Web page and app entries:
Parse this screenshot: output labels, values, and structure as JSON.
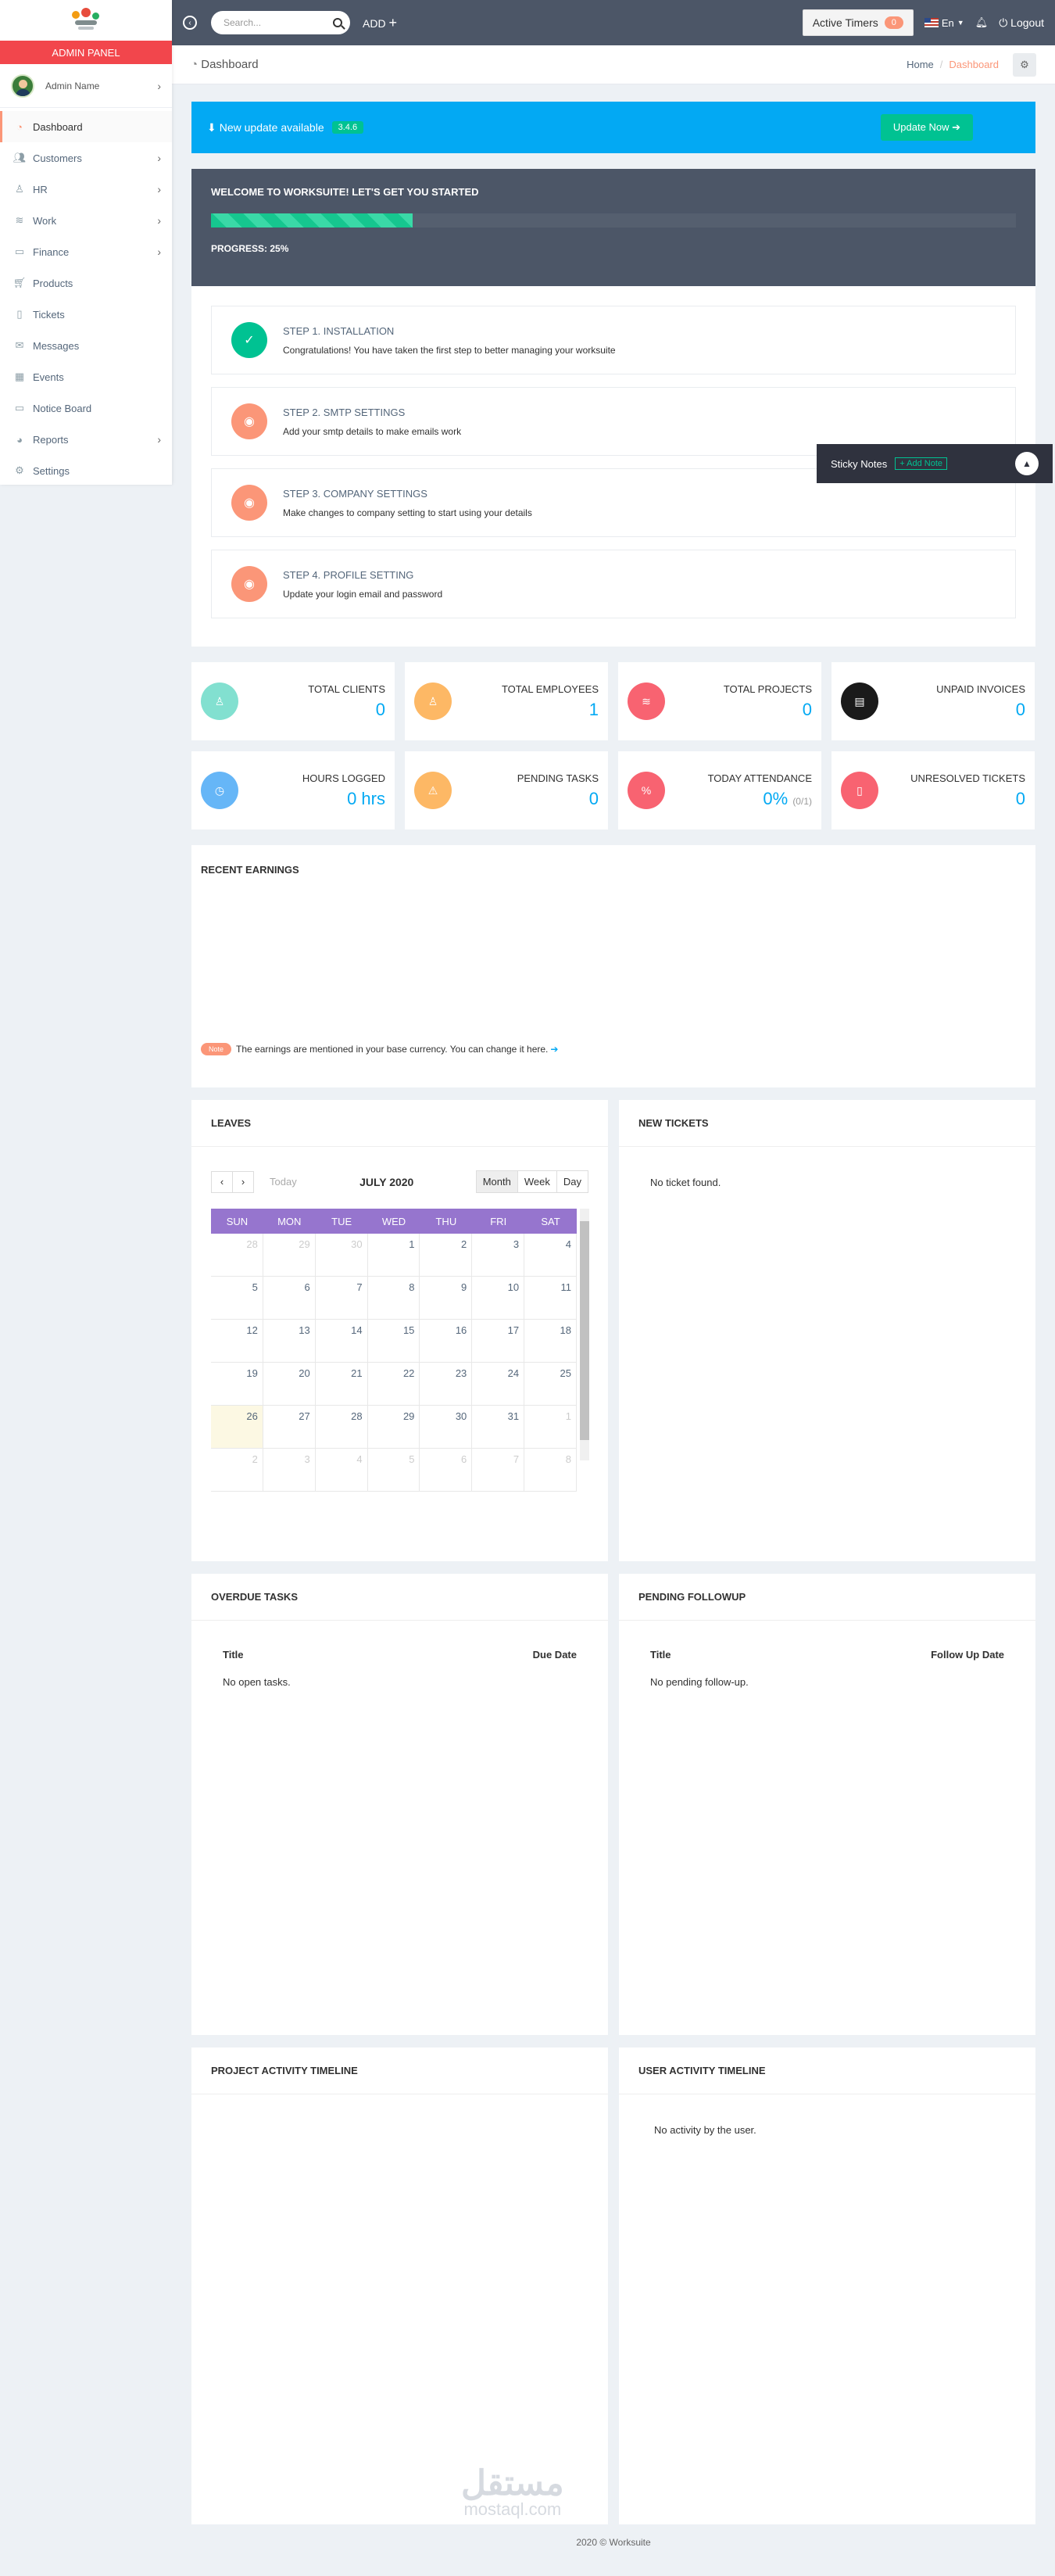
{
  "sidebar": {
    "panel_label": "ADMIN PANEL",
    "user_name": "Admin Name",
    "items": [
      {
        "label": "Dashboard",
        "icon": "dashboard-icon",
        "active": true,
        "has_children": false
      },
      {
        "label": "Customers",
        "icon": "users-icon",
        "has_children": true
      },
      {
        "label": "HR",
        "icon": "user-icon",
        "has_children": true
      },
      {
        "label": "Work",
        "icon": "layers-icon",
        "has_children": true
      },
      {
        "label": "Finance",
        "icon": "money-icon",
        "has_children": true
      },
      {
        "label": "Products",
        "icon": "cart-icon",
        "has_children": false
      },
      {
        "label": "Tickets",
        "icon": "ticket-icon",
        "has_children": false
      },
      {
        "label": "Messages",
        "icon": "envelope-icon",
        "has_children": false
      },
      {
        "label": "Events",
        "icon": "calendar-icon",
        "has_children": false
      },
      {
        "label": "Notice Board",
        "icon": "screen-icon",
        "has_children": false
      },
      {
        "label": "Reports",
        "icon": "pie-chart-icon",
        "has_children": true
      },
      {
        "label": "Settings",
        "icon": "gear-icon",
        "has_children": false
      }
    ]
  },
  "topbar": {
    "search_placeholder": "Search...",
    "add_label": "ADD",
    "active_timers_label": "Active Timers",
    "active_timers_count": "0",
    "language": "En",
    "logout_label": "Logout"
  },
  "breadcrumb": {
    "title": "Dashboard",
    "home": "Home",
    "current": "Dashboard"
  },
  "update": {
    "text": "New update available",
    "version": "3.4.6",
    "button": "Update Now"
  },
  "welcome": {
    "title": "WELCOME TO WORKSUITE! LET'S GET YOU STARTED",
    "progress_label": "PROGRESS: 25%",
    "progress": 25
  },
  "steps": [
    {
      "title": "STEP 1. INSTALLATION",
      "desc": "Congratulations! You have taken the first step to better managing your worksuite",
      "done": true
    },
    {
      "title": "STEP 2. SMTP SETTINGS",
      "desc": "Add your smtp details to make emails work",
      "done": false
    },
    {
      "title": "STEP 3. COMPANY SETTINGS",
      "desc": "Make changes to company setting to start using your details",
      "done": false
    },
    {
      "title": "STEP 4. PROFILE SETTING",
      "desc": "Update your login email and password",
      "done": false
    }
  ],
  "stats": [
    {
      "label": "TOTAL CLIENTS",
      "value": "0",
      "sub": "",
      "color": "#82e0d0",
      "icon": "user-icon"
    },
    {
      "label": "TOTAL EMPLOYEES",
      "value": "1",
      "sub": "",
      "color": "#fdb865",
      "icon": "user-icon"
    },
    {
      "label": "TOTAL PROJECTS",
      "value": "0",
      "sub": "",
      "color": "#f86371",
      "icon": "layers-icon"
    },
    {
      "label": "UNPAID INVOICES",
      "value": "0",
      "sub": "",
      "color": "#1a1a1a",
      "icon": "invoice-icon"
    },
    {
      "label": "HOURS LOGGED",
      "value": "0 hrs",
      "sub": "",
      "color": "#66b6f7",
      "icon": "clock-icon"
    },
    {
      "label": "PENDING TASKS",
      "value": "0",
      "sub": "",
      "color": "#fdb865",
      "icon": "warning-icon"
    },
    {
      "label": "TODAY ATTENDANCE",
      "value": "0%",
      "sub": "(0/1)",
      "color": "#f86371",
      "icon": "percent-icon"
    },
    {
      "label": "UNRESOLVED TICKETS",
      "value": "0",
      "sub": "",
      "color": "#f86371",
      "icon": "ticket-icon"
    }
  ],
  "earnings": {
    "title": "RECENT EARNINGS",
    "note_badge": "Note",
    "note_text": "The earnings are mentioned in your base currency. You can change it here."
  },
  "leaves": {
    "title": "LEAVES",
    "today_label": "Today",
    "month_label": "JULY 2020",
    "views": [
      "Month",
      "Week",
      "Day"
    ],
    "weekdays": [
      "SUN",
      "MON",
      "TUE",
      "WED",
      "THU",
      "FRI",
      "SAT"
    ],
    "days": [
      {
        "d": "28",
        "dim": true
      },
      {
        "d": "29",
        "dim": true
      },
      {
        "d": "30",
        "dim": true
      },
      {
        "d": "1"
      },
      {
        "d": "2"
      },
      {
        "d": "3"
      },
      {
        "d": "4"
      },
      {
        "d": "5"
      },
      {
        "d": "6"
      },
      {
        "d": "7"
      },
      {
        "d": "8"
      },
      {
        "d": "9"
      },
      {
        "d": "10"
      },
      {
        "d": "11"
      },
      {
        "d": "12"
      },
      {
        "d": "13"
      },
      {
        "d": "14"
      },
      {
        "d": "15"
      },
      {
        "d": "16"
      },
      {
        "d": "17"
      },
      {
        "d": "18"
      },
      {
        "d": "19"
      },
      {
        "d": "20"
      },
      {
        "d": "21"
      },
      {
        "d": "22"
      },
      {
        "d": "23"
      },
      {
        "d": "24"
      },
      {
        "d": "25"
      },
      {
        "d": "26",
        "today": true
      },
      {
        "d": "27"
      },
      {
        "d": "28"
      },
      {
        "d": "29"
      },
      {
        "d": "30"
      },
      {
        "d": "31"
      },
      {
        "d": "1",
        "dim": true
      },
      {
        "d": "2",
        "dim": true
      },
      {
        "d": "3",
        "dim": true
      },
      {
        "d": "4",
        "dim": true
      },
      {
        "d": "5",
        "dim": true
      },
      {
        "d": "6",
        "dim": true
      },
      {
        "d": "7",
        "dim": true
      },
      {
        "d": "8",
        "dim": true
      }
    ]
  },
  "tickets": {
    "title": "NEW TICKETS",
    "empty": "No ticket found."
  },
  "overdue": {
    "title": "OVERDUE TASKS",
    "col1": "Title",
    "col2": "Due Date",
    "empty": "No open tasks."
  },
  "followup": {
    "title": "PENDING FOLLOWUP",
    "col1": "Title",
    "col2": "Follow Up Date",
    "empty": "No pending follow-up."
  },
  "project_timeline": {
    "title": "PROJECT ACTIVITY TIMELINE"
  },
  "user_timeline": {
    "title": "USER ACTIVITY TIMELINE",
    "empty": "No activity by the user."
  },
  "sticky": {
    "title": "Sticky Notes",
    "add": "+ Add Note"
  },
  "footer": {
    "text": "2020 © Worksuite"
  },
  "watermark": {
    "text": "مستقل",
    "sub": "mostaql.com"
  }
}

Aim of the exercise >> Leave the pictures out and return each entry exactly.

Solution >>
Parse this screenshot: output labels, values, and structure as JSON.
{
  "sidebar": {
    "panel_label": "ADMIN PANEL",
    "user_name": "Admin Name",
    "items": [
      {
        "label": "Dashboard",
        "icon": "dashboard-icon",
        "active": true,
        "has_children": false
      },
      {
        "label": "Customers",
        "icon": "users-icon",
        "has_children": true
      },
      {
        "label": "HR",
        "icon": "user-icon",
        "has_children": true
      },
      {
        "label": "Work",
        "icon": "layers-icon",
        "has_children": true
      },
      {
        "label": "Finance",
        "icon": "money-icon",
        "has_children": true
      },
      {
        "label": "Products",
        "icon": "cart-icon",
        "has_children": false
      },
      {
        "label": "Tickets",
        "icon": "ticket-icon",
        "has_children": false
      },
      {
        "label": "Messages",
        "icon": "envelope-icon",
        "has_children": false
      },
      {
        "label": "Events",
        "icon": "calendar-icon",
        "has_children": false
      },
      {
        "label": "Notice Board",
        "icon": "screen-icon",
        "has_children": false
      },
      {
        "label": "Reports",
        "icon": "pie-chart-icon",
        "has_children": true
      },
      {
        "label": "Settings",
        "icon": "gear-icon",
        "has_children": false
      }
    ]
  },
  "topbar": {
    "search_placeholder": "Search...",
    "add_label": "ADD",
    "active_timers_label": "Active Timers",
    "active_timers_count": "0",
    "language": "En",
    "logout_label": "Logout"
  },
  "breadcrumb": {
    "title": "Dashboard",
    "home": "Home",
    "current": "Dashboard"
  },
  "update": {
    "text": "New update available",
    "version": "3.4.6",
    "button": "Update Now"
  },
  "welcome": {
    "title": "WELCOME TO WORKSUITE! LET'S GET YOU STARTED",
    "progress_label": "PROGRESS: 25%",
    "progress": 25
  },
  "steps": [
    {
      "title": "STEP 1. INSTALLATION",
      "desc": "Congratulations! You have taken the first step to better managing your worksuite",
      "done": true
    },
    {
      "title": "STEP 2. SMTP SETTINGS",
      "desc": "Add your smtp details to make emails work",
      "done": false
    },
    {
      "title": "STEP 3. COMPANY SETTINGS",
      "desc": "Make changes to company setting to start using your details",
      "done": false
    },
    {
      "title": "STEP 4. PROFILE SETTING",
      "desc": "Update your login email and password",
      "done": false
    }
  ],
  "stats": [
    {
      "label": "TOTAL CLIENTS",
      "value": "0",
      "sub": "",
      "color": "#82e0d0",
      "icon": "user-icon"
    },
    {
      "label": "TOTAL EMPLOYEES",
      "value": "1",
      "sub": "",
      "color": "#fdb865",
      "icon": "user-icon"
    },
    {
      "label": "TOTAL PROJECTS",
      "value": "0",
      "sub": "",
      "color": "#f86371",
      "icon": "layers-icon"
    },
    {
      "label": "UNPAID INVOICES",
      "value": "0",
      "sub": "",
      "color": "#1a1a1a",
      "icon": "invoice-icon"
    },
    {
      "label": "HOURS LOGGED",
      "value": "0 hrs",
      "sub": "",
      "color": "#66b6f7",
      "icon": "clock-icon"
    },
    {
      "label": "PENDING TASKS",
      "value": "0",
      "sub": "",
      "color": "#fdb865",
      "icon": "warning-icon"
    },
    {
      "label": "TODAY ATTENDANCE",
      "value": "0%",
      "sub": "(0/1)",
      "color": "#f86371",
      "icon": "percent-icon"
    },
    {
      "label": "UNRESOLVED TICKETS",
      "value": "0",
      "sub": "",
      "color": "#f86371",
      "icon": "ticket-icon"
    }
  ],
  "earnings": {
    "title": "RECENT EARNINGS",
    "note_badge": "Note",
    "note_text": "The earnings are mentioned in your base currency. You can change it here."
  },
  "leaves": {
    "title": "LEAVES",
    "today_label": "Today",
    "month_label": "JULY 2020",
    "views": [
      "Month",
      "Week",
      "Day"
    ],
    "weekdays": [
      "SUN",
      "MON",
      "TUE",
      "WED",
      "THU",
      "FRI",
      "SAT"
    ],
    "days": [
      {
        "d": "28",
        "dim": true
      },
      {
        "d": "29",
        "dim": true
      },
      {
        "d": "30",
        "dim": true
      },
      {
        "d": "1"
      },
      {
        "d": "2"
      },
      {
        "d": "3"
      },
      {
        "d": "4"
      },
      {
        "d": "5"
      },
      {
        "d": "6"
      },
      {
        "d": "7"
      },
      {
        "d": "8"
      },
      {
        "d": "9"
      },
      {
        "d": "10"
      },
      {
        "d": "11"
      },
      {
        "d": "12"
      },
      {
        "d": "13"
      },
      {
        "d": "14"
      },
      {
        "d": "15"
      },
      {
        "d": "16"
      },
      {
        "d": "17"
      },
      {
        "d": "18"
      },
      {
        "d": "19"
      },
      {
        "d": "20"
      },
      {
        "d": "21"
      },
      {
        "d": "22"
      },
      {
        "d": "23"
      },
      {
        "d": "24"
      },
      {
        "d": "25"
      },
      {
        "d": "26",
        "today": true
      },
      {
        "d": "27"
      },
      {
        "d": "28"
      },
      {
        "d": "29"
      },
      {
        "d": "30"
      },
      {
        "d": "31"
      },
      {
        "d": "1",
        "dim": true
      },
      {
        "d": "2",
        "dim": true
      },
      {
        "d": "3",
        "dim": true
      },
      {
        "d": "4",
        "dim": true
      },
      {
        "d": "5",
        "dim": true
      },
      {
        "d": "6",
        "dim": true
      },
      {
        "d": "7",
        "dim": true
      },
      {
        "d": "8",
        "dim": true
      }
    ]
  },
  "tickets": {
    "title": "NEW TICKETS",
    "empty": "No ticket found."
  },
  "overdue": {
    "title": "OVERDUE TASKS",
    "col1": "Title",
    "col2": "Due Date",
    "empty": "No open tasks."
  },
  "followup": {
    "title": "PENDING FOLLOWUP",
    "col1": "Title",
    "col2": "Follow Up Date",
    "empty": "No pending follow-up."
  },
  "project_timeline": {
    "title": "PROJECT ACTIVITY TIMELINE"
  },
  "user_timeline": {
    "title": "USER ACTIVITY TIMELINE",
    "empty": "No activity by the user."
  },
  "sticky": {
    "title": "Sticky Notes",
    "add": "+ Add Note"
  },
  "footer": {
    "text": "2020 © Worksuite"
  },
  "watermark": {
    "text": "مستقل",
    "sub": "mostaql.com"
  }
}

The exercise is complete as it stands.